Data records for software interfaces
┏━━
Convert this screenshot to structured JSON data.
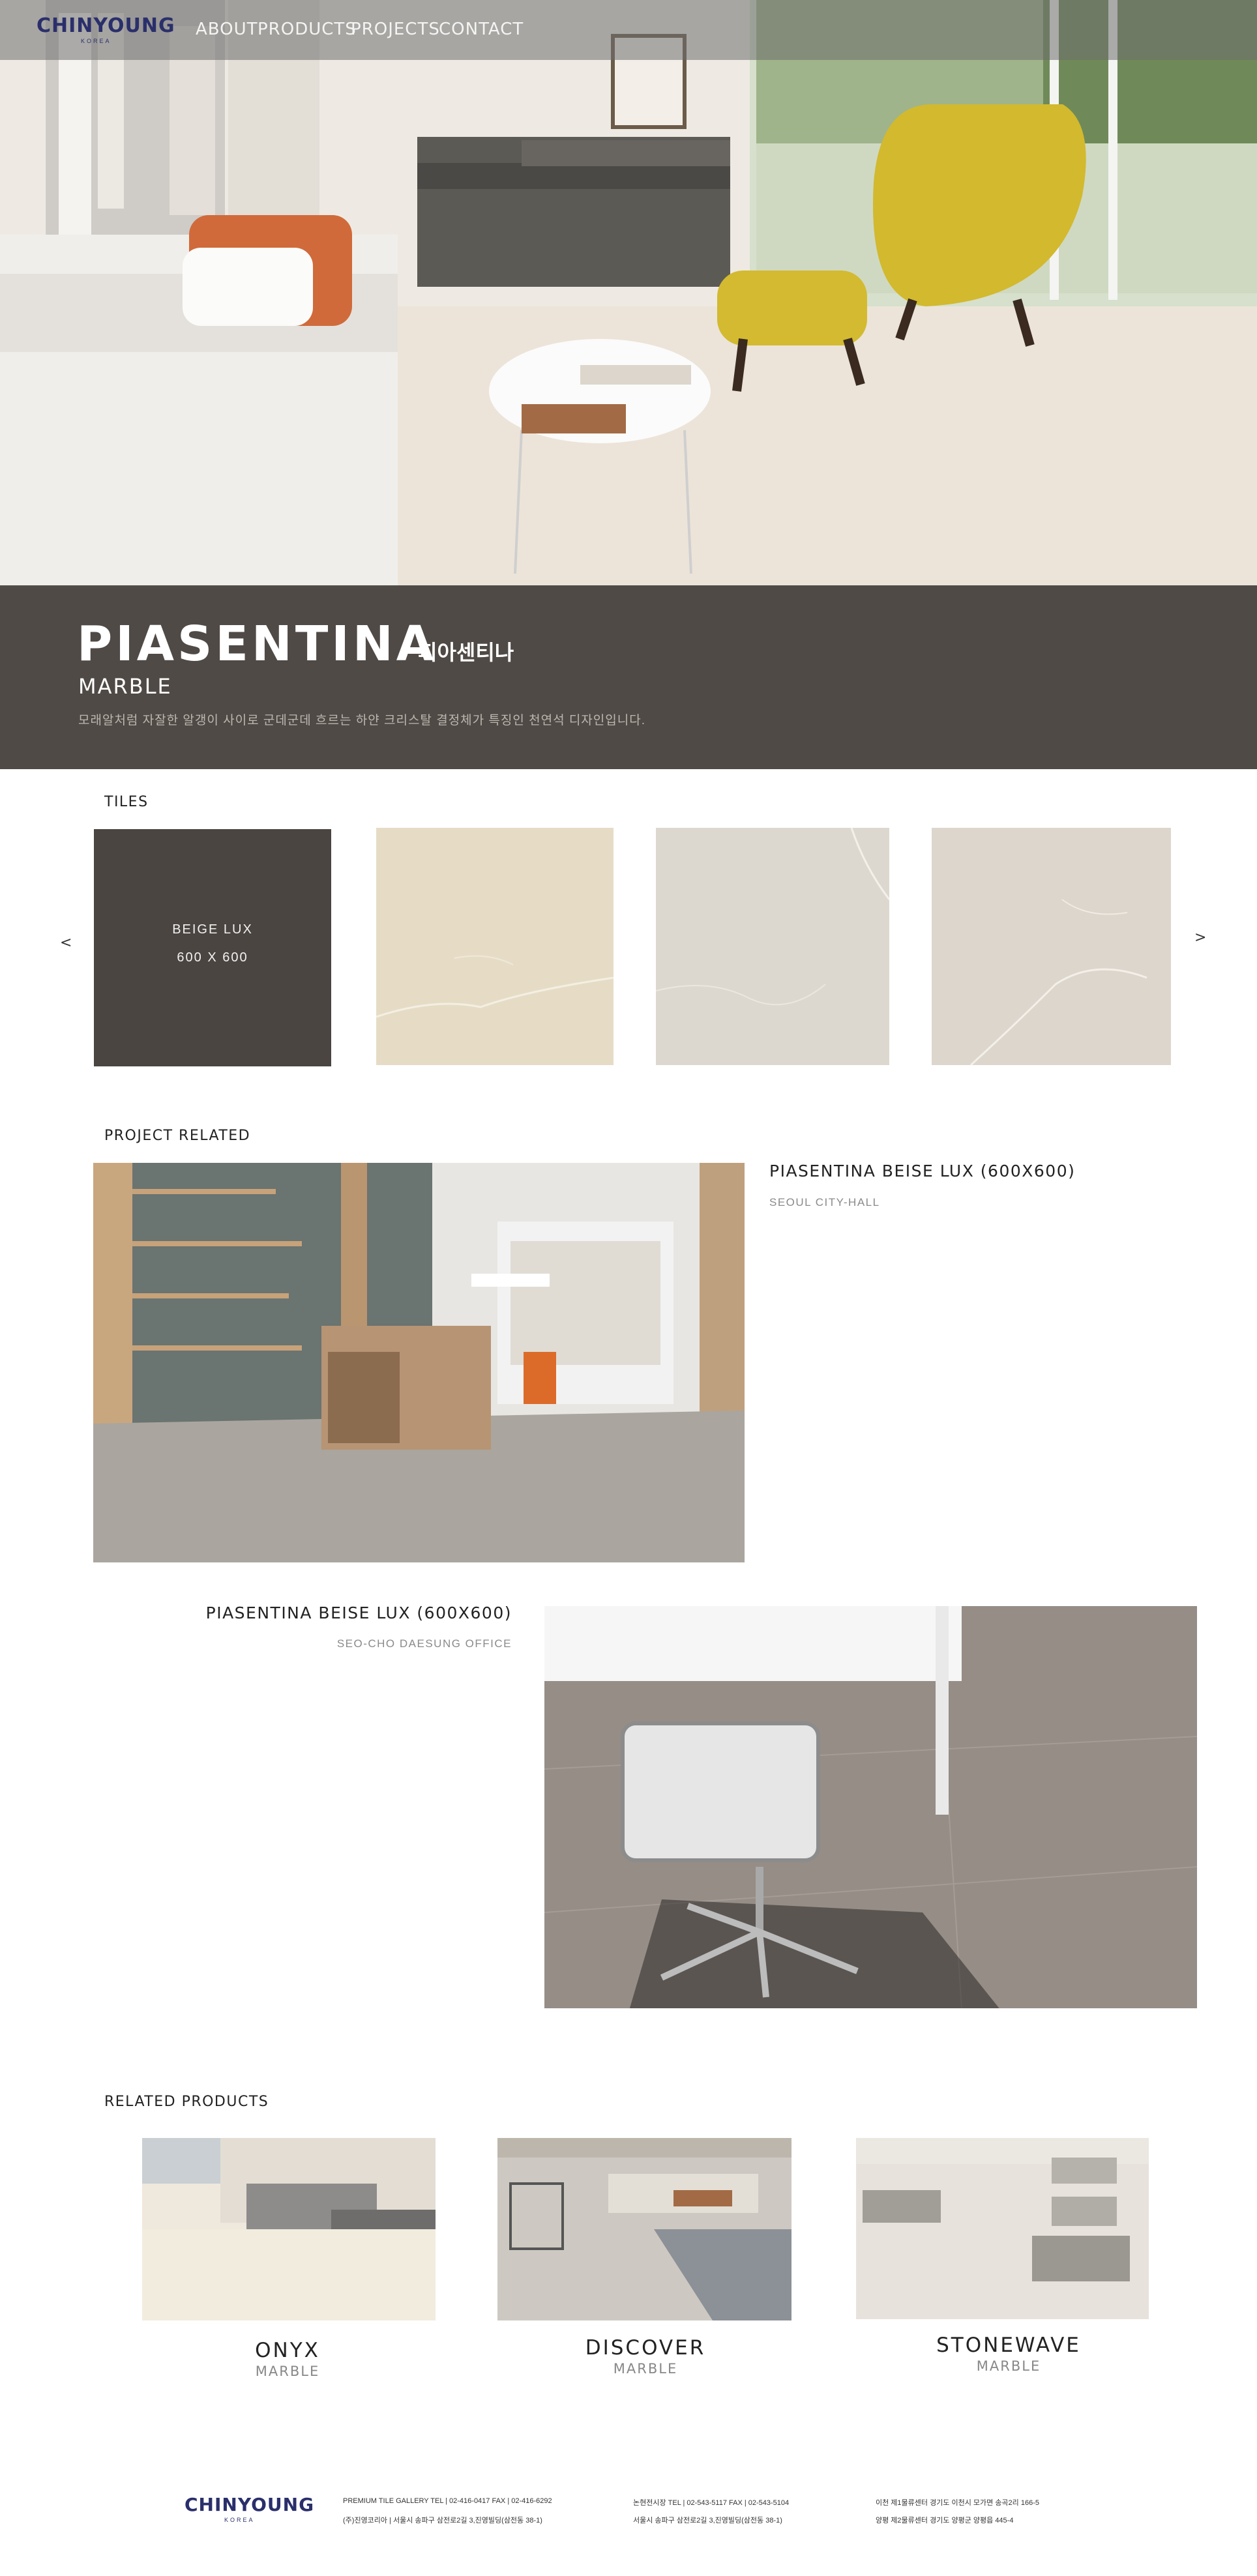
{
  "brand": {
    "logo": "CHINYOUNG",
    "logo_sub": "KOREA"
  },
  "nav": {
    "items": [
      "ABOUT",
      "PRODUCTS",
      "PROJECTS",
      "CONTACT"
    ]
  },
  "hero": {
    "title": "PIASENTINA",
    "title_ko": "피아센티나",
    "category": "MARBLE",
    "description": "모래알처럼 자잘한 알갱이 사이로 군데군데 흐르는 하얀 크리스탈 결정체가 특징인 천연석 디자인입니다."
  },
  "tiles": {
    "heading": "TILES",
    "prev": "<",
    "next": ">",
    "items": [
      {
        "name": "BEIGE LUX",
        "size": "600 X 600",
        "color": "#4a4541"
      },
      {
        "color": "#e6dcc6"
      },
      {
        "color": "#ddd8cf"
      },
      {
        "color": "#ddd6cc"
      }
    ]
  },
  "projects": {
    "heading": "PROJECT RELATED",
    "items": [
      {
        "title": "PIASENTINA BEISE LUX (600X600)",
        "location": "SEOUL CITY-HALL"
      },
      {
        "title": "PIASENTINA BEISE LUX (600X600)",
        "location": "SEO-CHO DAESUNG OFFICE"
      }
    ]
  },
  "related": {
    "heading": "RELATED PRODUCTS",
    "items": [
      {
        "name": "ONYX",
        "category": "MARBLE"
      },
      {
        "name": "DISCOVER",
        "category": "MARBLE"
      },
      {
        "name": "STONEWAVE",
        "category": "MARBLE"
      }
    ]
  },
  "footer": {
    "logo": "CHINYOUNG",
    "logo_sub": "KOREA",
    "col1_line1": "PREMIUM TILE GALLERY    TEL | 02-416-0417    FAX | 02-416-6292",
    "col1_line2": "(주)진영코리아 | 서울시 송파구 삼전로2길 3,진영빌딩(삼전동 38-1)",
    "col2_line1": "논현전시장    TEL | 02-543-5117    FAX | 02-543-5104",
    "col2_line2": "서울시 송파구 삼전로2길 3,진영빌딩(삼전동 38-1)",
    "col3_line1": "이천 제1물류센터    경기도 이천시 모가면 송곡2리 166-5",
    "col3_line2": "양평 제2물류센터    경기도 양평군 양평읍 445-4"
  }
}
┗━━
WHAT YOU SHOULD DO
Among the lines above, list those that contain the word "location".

TASK RESULT
        "location": "SEOUL CITY-HALL"
        "location": "SEO-CHO DAESUNG OFFICE"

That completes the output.